The first problem Paul addressed in 1 Corinthians was the problem of factionalism. People had formed into groups opposed to one another, and this was tearing apart the new temple of God, which was to be built of gold, silver, and jewels, not burned up by the strife caused by wood, hay, and straw.
The second problem Paul addressed (1 Corinthians 5) is related to the first. The church had not dealt with a glaring sin in her midst. One of her members was living together with his stepmother. When we see factions in the church, we can be sure that there are sins that are not being dealt with. Here it is evident that some people were defending this man's right to commit this sin, which was forbidden by Leviticus 18:18 and Deuteronomy 22:30. Evidently one faction in the church regarded themselves as free from this "Old Testament law," failing to take account of Genesis 2:24, which states that a man is to leave his father's household when he takes a wife. Paul ordered them to excommunicate this man from the Lord's Table. He said that excommunication is for the purpose of saving the soul of the sinner as well as for cleansing the house of God. We are to hope that the pain of excommunication will bring the sinner to his senses.
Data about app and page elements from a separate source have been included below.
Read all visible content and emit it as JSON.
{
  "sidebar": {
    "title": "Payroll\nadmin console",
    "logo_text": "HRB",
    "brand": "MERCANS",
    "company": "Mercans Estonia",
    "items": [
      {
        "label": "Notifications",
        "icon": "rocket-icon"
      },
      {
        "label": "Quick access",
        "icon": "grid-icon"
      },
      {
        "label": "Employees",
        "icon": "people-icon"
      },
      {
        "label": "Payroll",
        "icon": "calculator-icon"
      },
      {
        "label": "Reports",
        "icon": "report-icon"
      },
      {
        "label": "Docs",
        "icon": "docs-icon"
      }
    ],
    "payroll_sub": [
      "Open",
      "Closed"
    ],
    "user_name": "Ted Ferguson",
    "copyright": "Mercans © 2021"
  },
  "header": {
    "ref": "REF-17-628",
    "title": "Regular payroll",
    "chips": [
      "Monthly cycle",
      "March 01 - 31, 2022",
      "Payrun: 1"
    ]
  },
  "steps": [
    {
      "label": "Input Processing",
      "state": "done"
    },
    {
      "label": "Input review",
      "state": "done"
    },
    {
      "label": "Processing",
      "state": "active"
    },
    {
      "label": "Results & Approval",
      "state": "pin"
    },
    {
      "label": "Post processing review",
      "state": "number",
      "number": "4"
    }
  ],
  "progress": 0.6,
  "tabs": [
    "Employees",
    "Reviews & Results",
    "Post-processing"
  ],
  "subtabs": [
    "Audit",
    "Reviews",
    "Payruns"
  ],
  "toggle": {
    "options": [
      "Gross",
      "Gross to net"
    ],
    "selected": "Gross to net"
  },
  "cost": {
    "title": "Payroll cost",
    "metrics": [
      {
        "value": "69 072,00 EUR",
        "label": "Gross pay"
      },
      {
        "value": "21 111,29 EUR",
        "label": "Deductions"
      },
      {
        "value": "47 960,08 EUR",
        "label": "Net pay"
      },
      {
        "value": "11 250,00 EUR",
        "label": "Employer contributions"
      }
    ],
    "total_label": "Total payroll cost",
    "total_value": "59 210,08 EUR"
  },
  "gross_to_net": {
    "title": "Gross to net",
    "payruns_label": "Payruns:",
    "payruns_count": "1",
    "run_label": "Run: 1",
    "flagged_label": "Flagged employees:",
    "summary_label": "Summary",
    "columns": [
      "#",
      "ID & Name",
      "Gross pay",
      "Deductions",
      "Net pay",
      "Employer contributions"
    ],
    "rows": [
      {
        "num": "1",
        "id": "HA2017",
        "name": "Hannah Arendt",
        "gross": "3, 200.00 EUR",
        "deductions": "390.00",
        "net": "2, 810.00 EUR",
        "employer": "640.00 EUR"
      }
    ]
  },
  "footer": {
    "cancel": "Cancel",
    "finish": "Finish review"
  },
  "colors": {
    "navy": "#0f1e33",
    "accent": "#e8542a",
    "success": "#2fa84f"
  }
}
Church discipline is seldom performed today. The Reformers counted solid discipline as one of the marks of a true church, along with sound preaching and the right administration of the sacraments. Today, since we want to build "large user-friendly churches," we tend to shy away from any form of church discipline. Both in the Old Testament and here in 1 Corinthians, excommunication is to be public, but while we openly boast of our church growth, we do our discipline (if we do it at all) secretly.
If we want the church to "grow" in superficial numbers, we will tone down hard preaching. Oh, an occasional pointed sermon is all right. If people don't like it, they will just tune it out for a week. Seeing someone publicly excommunicated, however, can have a "chilling effect" on superficial church members. It brings them face to face with the reality of God's judgments. But surely that is a good thing. It is the fear of God that is the beginning of wisdom.
The doctrine of justification by faith makes no sense if God is not a God of judgment. When people see God's judgments in the church, they ought to tremble and must come to grips once again with their free justification through the blood of Christ. Do you encourage your leaders to provide true biblical discipline in your church?